London is a labyrinth of unusual places to eat and drink. From underground restaurants and bars made of ice, to secret supper clubs and TV show inspired theater experiences, there’s almost too much quirkiness to choose from. But the more leftfield they are the more difficult they are to find, it seems. I did some research and was amazed at how much delicious weird and wonderfulness there is happening in London – tons that I hadn’t heard of.
With great knowledge comes great responsibility, so I feel it is my responsibility to share my findings. Here are my top 15 unusual places to eat in London – get your quirk on:

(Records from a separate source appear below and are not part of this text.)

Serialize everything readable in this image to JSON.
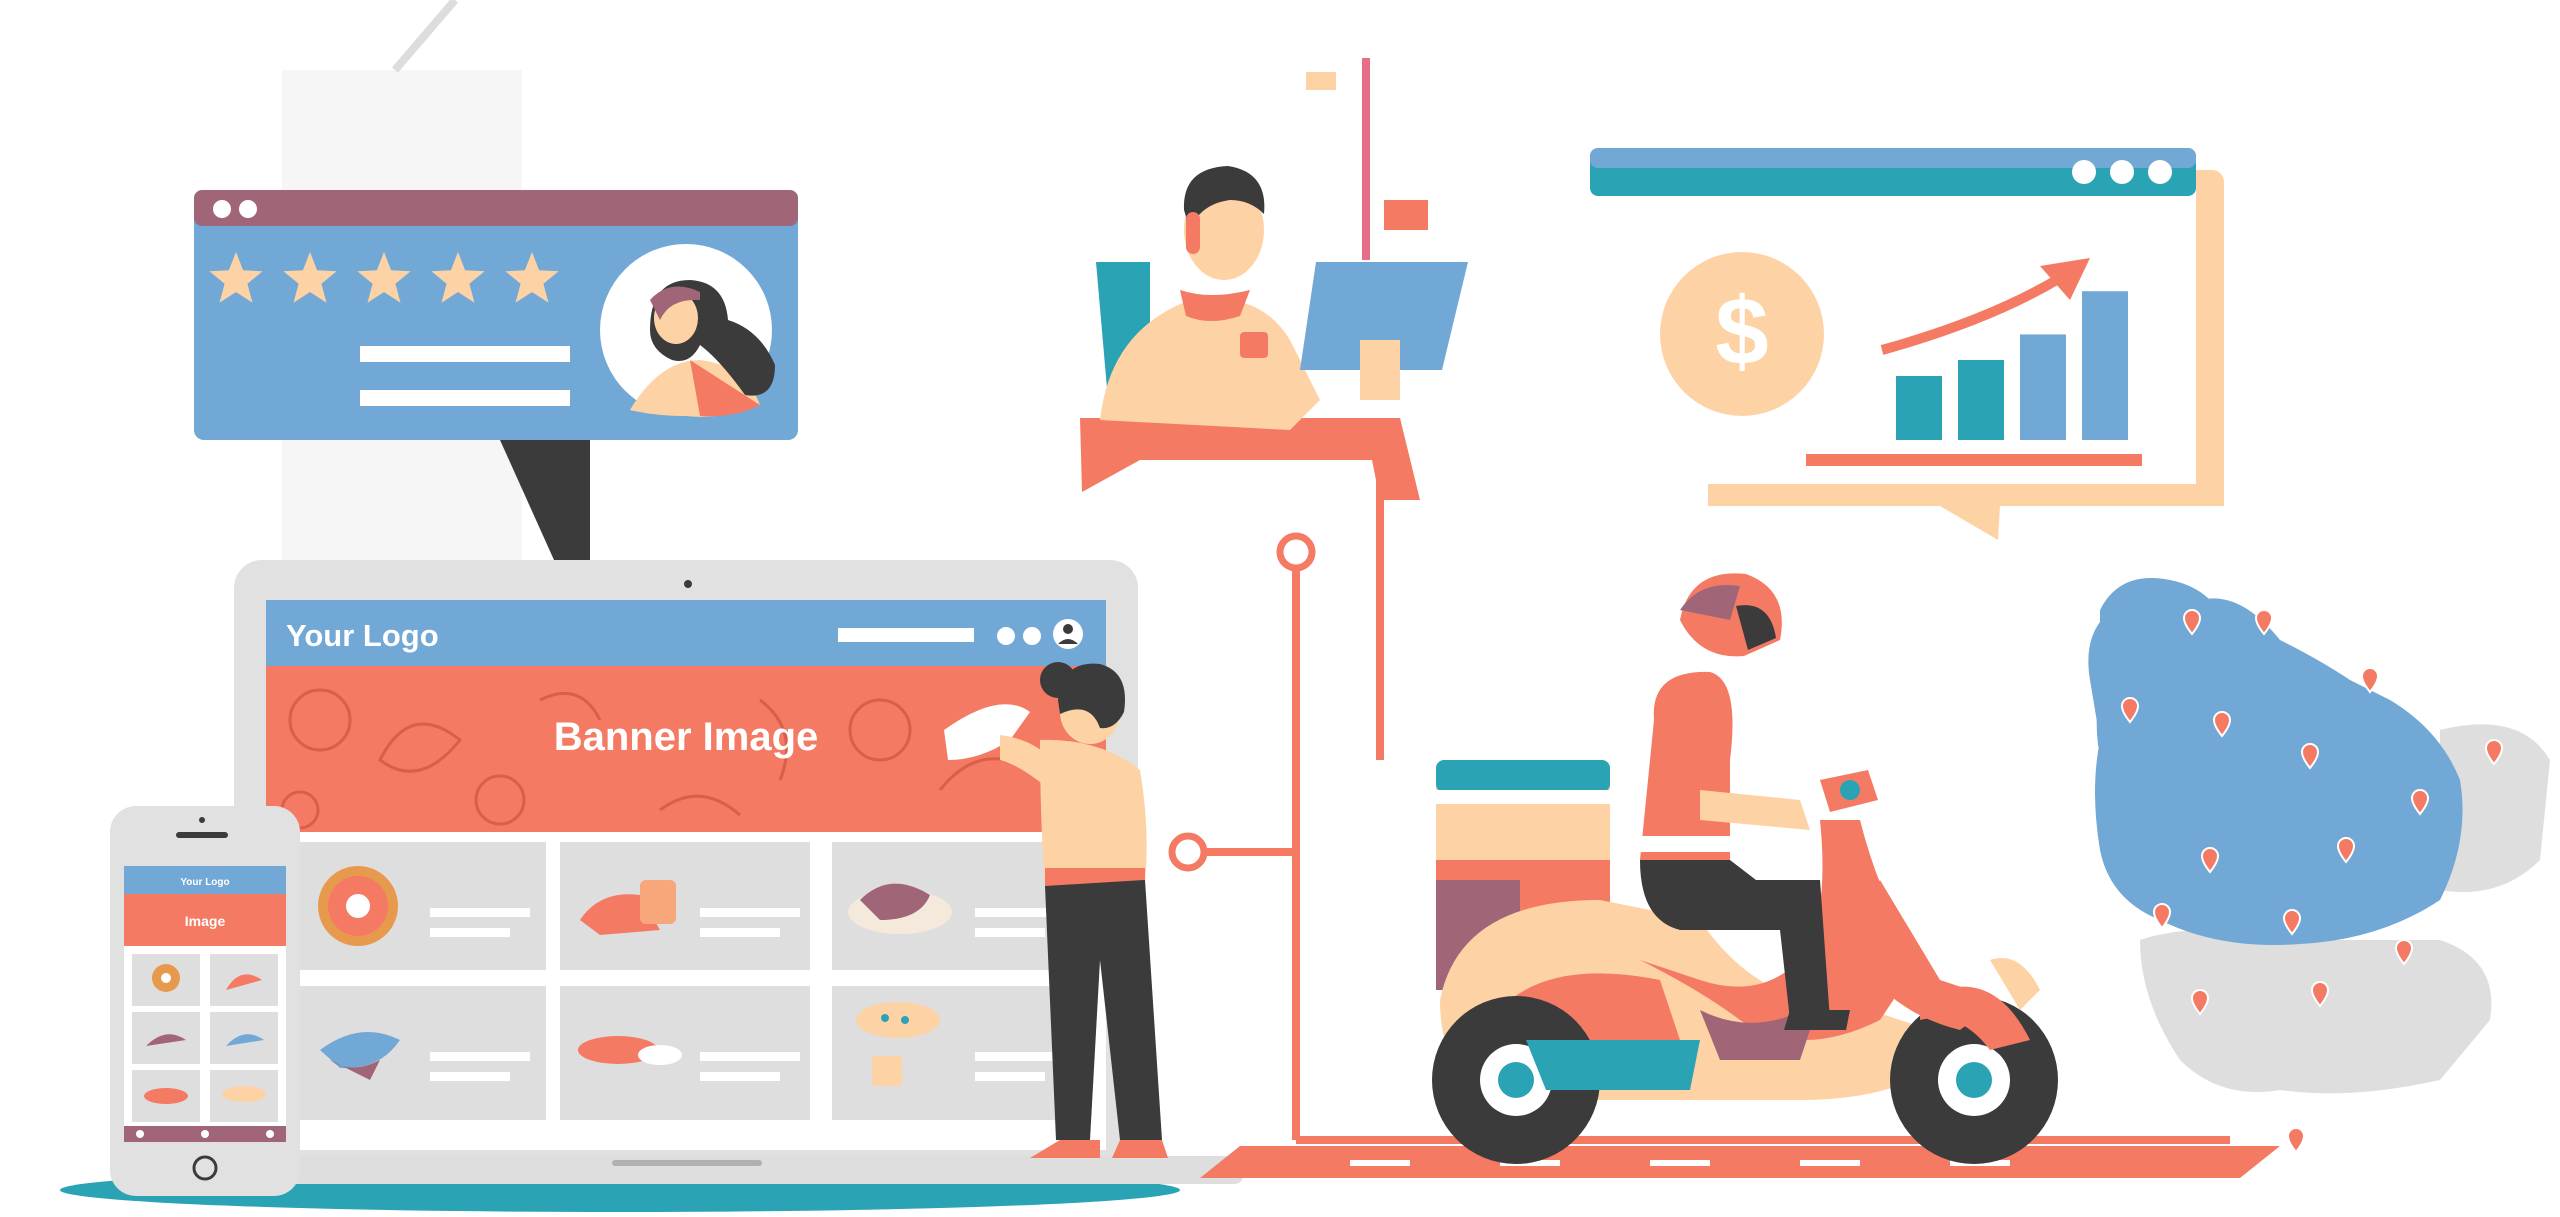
{
  "colors": {
    "blue": "#72a8d6",
    "teal": "#2aa3b5",
    "coral": "#f47a63",
    "peach": "#fdd3a6",
    "dark": "#3b3b3b",
    "mauve": "#a06678",
    "grey": "#dedede"
  },
  "laptop_site": {
    "logo_text": "Your Logo",
    "banner_text": "Banner Image"
  },
  "phone_site": {
    "logo_text": "Your Logo",
    "banner_text": "Image"
  },
  "review_card": {
    "rating": 5,
    "max_rating": 5
  },
  "analytics_card": {
    "currency_symbol": "$",
    "bar_levels": [
      0.4,
      0.5,
      0.66,
      0.93
    ]
  },
  "icons": [
    "star-icon",
    "avatar-icon",
    "dollar-icon",
    "trend-arrow-icon",
    "map-pin-icon",
    "user-icon"
  ]
}
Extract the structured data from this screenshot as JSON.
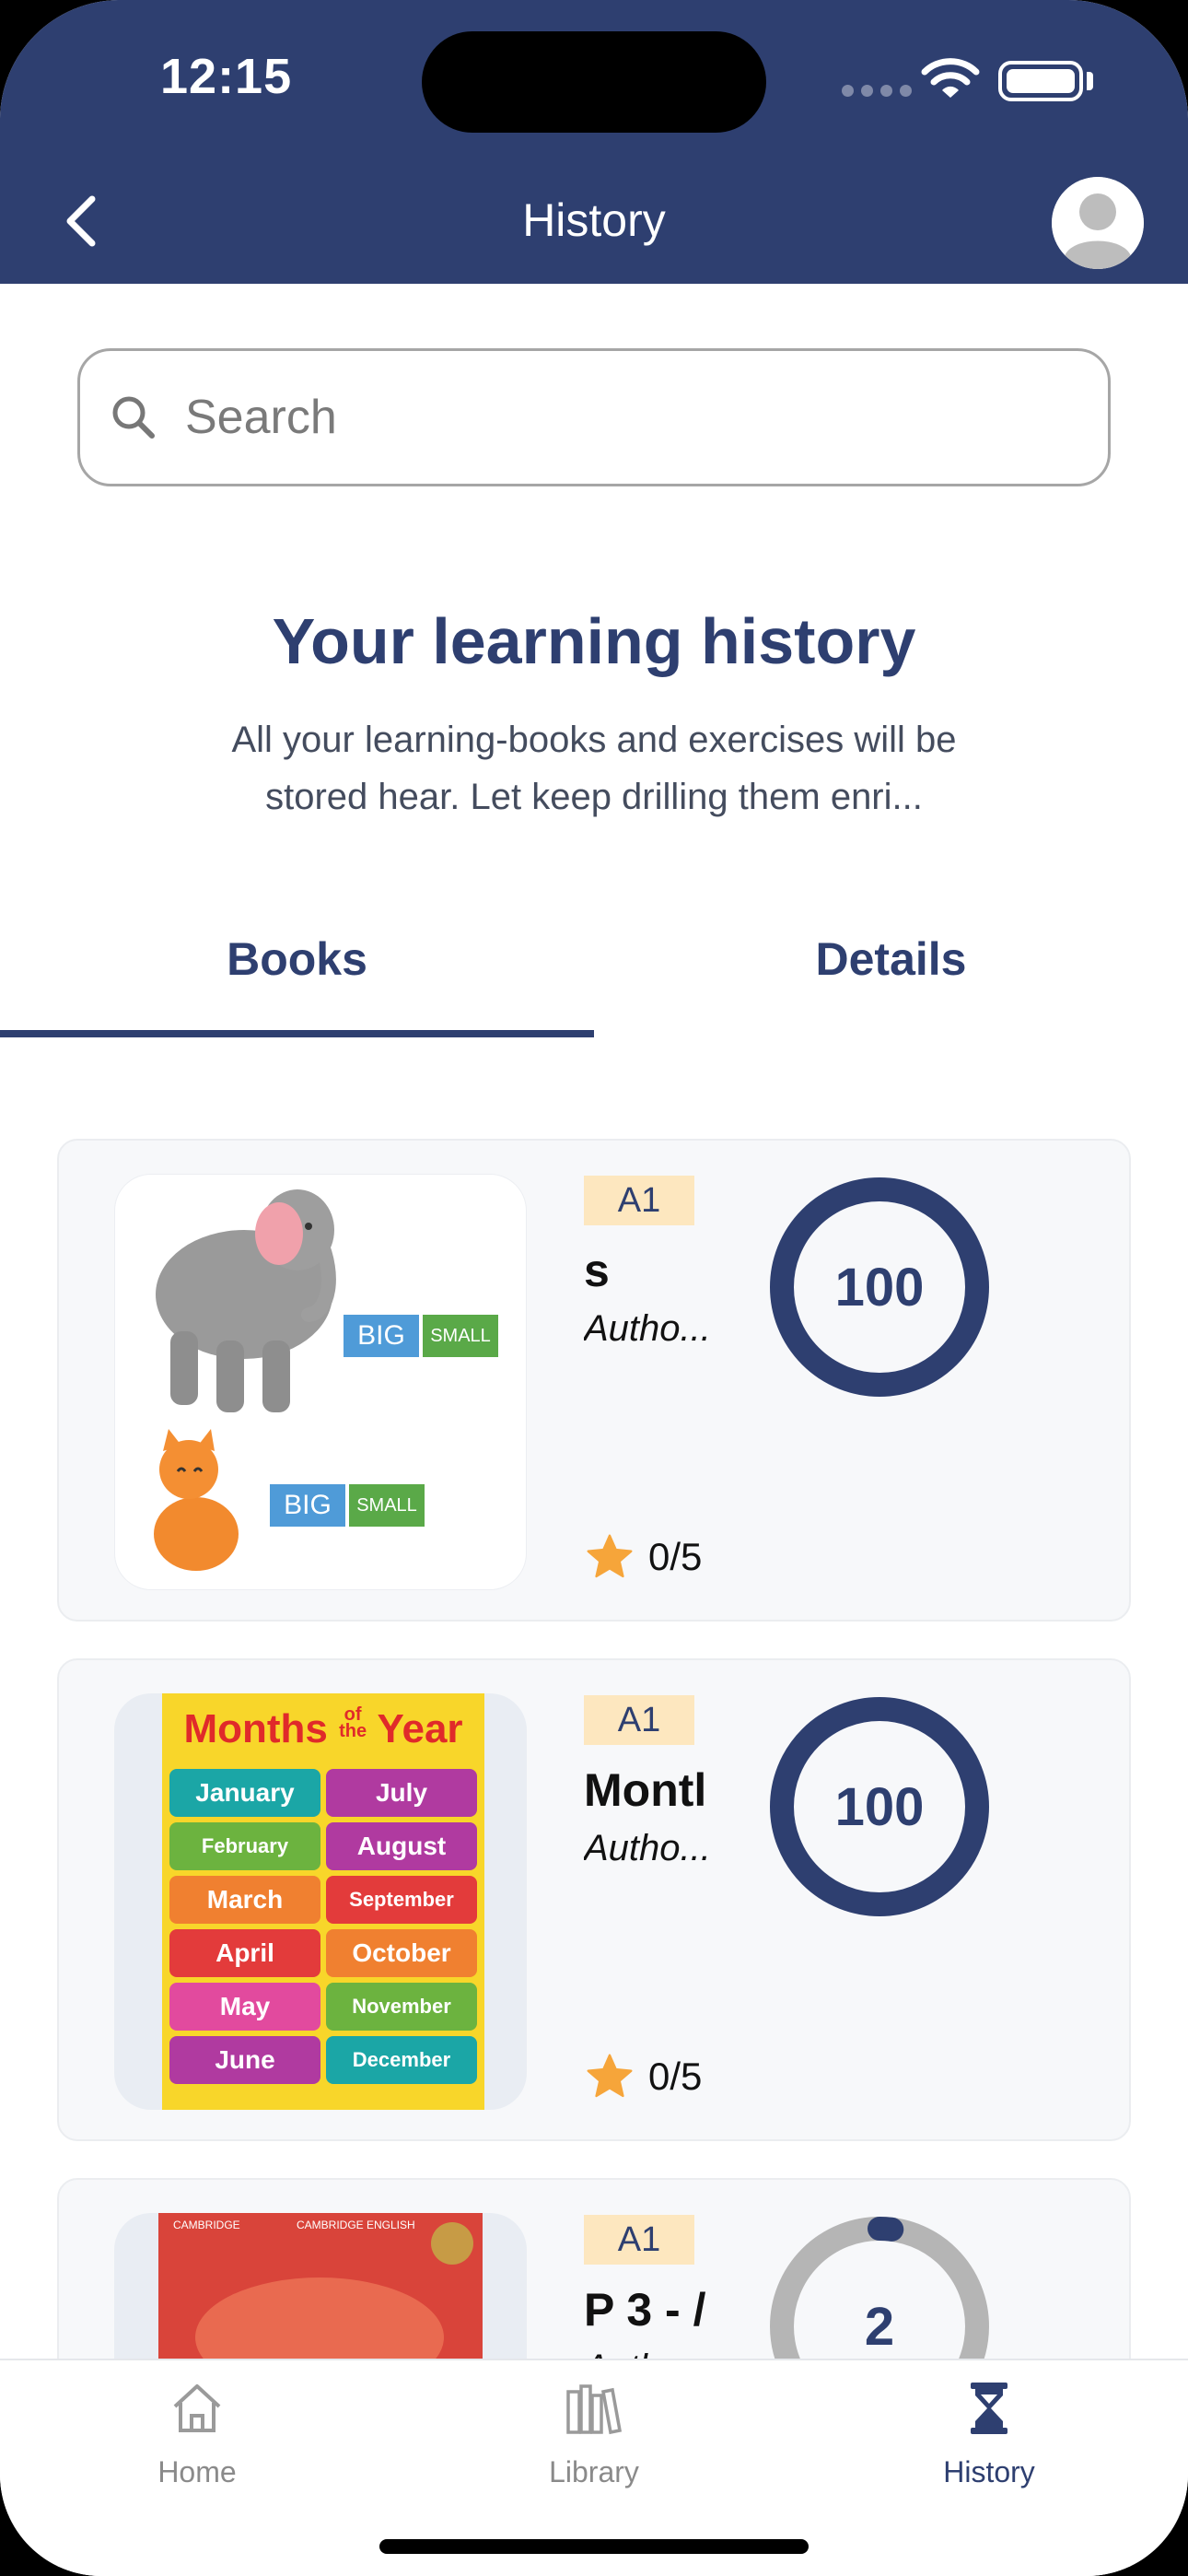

Basement Galley is one of London’s hottest and most secretive supper clubs; so secretive, in fact, that the venue and location isn’t revealed until your booking is confirmed. What we do know, however, is that it takes place in a 1967 tube carriage in London’s underground – which sounds awesome. They have events every month and an ever changing menu that looks fantastic.
Nope, they haven’t opened the original hotel that Fawlty Towers was set in; it’s even better than that. This is an immersive two hour dining experience with the full Faulty Towers cast: Sybil, Basil and Manuel. From start to finish the actors ad lib their way through your meal as you enjoy three courses of a 1970s inspired menu.
This has to be one of the most hilarious dining experiences around. But whatever you do, don’t mention the war.
Draughts Board Game Café is exactly what it says on the tin: a café with a library of hundreds of different board games – 500 to be precise. They have a small menu with small plates, sharing boards and delicious sweets and salads. It would be easy to spend hours here.
Sketch is a complex and unique site, with theatre, art, music, film and exhibitions all regularly taking place. Conceived by French master chef Pierre Gagnaire and restaurateur Mazouz, it has three restaurants on site, with The Lecture room holding 2 Michelin stars.
If you are bogged down at work then take a rest at The Attendant: a former Victorian toilet transformed into a café. But lads be careful, they kept the urinals as part of the décor but they are not to be used.
The Ice Bar is the coolest in London, at an indoor temperature of -10 degrees. Once inside, guests will be greeted by a gigantic McQueen inspired Skull. Cocktails, like the We Will Rock You, are served in glasses made of ice. Tip: wear boots
Sarastro is an iconic landmark in Covent Garden. The eccentric owner’s arty friends turned the space into a giant stage set complete with velvet opera boxes overlooking the main dining hall. Some of the paintings have been given a rather liberal dose of artistic license and might be for adult eyes only. The menu is decidedly Mediterranean, and opera and jazz singers serenade visitors at the weekends.
Kensington Roof Gardens is set 100ft above street level and is absolutely stunning. It opened in 1938 with three gardens: Spanish Garden, Tudor Garden and English Woodland. All have to be seen to be believed and you’ll soon forget that you’re on the roof of a building. The Babylon restaurant is on the 7th floor with breathtaking views of the gardens.
London’s first smart restaurant Inamo, offers an interactive menu beaming pictures of the Japanese/Eastern fusion menu. You press the icons on the table, the order goes to the kitchen, where you can see what is going on via a webcam. Better still, you can play games or change the virtual table cloth to suit the occasion. With a click of a button your bill pops up. Is this the future?
The Proud Gallery took over the Camden Stables, which was originally a horse hospital. Now, instead of poorly horses, you’ll find great food, a buzzing bar, pole dancing space, a chill out room, karaoke and some of the best club nights in the whole of London. It’s the place to lounge around at the weekends.
Bavarian Beerhouse is for hardened drinkers. They offer 2 pint steins serving the best of German beers and bratwurst to line the stomach. It gets super crowded at weekends but is always a lot of fun.
St Martin’s-in-the-Fields, with the backdrop of Trafalgar Square, is easily the most popular church in town, with queues to get into its award winning café. The tables, if you can get one, are set over tombstones of prominent people dating back centuries. All profits go to the Church’s charitable trusts, including help for the homeless.
Shaka Zulu is a huge maze like restaurant over two floors and a central escalator. Fascinating African tribal artwork decorates the alcoves and Afrikaans food is served, with ostrich and crocodile proving popular features on the menu.
Bounce are super trendy ping pong bars in London’s uber cool suburbs: Shoreditch and Farringdon. You can eat anything from pizza to lobster while playing on one of their top quality ping pong tables.
Being guided to your table by a blind waiter may not sound like a good idea, but trust me, in this case it is. Dans Le Noir in Farringdon host dinner in the dark – and I mean pitch black. It’s so dark that you can’t see your hand a centimeter in front of your face; which makes eating and drinking rather tricky. It’s so difficult in fact, that it’s easy to put your fork to your mouth and find there’s nothing on it.
Guests are given three menu options: meat, vegetarian or surprise and not told what they are having; leaving your taste buds alone to figure out what you’re eating. It’s an incredible experience and the food and atmosphere is great.